Students, faculty attend the Canadian Society for Eighteenth-Century Studies conference in Niagara Falls
Mount Allison students Gabrielle de Ste-Croix Killoran (Canadian studies) and Jonathan Laing Ferguson (international relations) recently travelled to Niagara Falls, Ontario to present their research at the annual meeting of the Canadian Society for Eighteenth-Century Studies (CSECS), an international conference attended by 150 delegates and 15 invited speakers.
Co-organized by Dr. Christina Ionescu (Modern Languages, Literatures, and Cultures; Mount Allison University) and Dr. Christina Smylitopoulos (School of Fine Art and Music; University of Guelph), the conference was a collaboration between two Canadian post-secondary institutions located in different provinces, a type of partnership unprecedented in the history of the Society.
The conference theme was Wonder in the Eighteenth Century / L’Émerveillement au dix-huitième siècle – a theme well-suited to the spectacular location of the event.
de Ste-Croix Killoran and Ferguson presented in a panel devoted to undergraduate research, which was chaired by Desiree Scholtz (University of Guelph) and also included Sara Penn from Simon Fraser University.
Both students engaged with the conference theme of wonder to deliver thought-provoking and visually rich presentations that delved into cartography, Indigenous studies, and scholarship on the Enlightenment.
Showcasing archival research undertaken as part of her Undergraduate Summer Research Award, conducted under the supervision of Dr. Lauren Beck (Mount Allison Modern Language professor and Canada Research Chair in Intercultural Encounter), de Ste-Croix Killoran discussed the Jesuit visualisation of the Wendat (Huron).
Ferguson highlighted wonder as depicted on maps of Acadia from a unique and precious collection of travel narratives housed at Mount Allison University and curated by Mount Allison’s Public Services Librarian, Elizabeth Millar – the Edgar and Dorothy Davidson Collection of Canadiana.
The panel concluded with a lively discussion that gave presenters an opportunity to demonstrate their in-depth knowledge of the topics and obtain valuable feedback from established scholars in 18th-century studies.

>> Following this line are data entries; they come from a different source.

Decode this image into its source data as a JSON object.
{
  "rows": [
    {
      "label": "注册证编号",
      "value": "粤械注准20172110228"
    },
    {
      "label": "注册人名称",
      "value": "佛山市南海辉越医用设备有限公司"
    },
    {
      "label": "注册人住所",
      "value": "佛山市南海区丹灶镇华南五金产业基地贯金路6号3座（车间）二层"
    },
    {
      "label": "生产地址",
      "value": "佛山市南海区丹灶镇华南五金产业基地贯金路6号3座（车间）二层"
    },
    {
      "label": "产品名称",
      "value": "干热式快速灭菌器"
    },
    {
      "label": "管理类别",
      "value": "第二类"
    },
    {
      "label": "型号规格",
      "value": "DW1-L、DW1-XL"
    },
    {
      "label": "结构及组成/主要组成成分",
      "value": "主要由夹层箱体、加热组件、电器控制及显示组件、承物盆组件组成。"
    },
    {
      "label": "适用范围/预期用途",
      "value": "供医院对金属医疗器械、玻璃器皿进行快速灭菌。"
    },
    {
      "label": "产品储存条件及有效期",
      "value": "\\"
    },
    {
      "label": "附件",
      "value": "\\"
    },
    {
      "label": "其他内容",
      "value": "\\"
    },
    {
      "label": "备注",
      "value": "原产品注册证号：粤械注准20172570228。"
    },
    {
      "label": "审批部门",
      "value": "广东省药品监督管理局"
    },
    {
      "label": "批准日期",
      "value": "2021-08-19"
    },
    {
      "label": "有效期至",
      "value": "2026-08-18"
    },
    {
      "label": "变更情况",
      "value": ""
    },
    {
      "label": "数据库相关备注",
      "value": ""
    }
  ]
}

de Ste-Croix Killoran says, “Presenting my research at this year’s CSECS conference has given me knowledge that I will utilize as I work towards furthering my academic education. I received valuable guidance and advice from those who have contributed important work to the world of academia.”
Ferguson adds, “It was an honour to be able to present at an academic conference such as this – an opportunity not normally accessible to undergraduate students. To gain this experience and receive valuable feedback as a debut researcher, as well as interact with academics engaged in the field, has provided me with insight and opportunities for future research I hadn’t expected.”
The students’ travel to the conference was covered by matching funding committed to the SSHRC-sponsored project by Dr. Beck (Canada Research Chair in Intercultural Encounter) and the office of Mount Allison’s Provost and Vice-President, Academic and Research.
Caption: Jonathan Laing Ferguson and Gabrielle de Ste-Croix Killoran at the banquet closing the CSECS 2018 conference, with Niagara Falls illuminated in the official colours of Mount Allison University.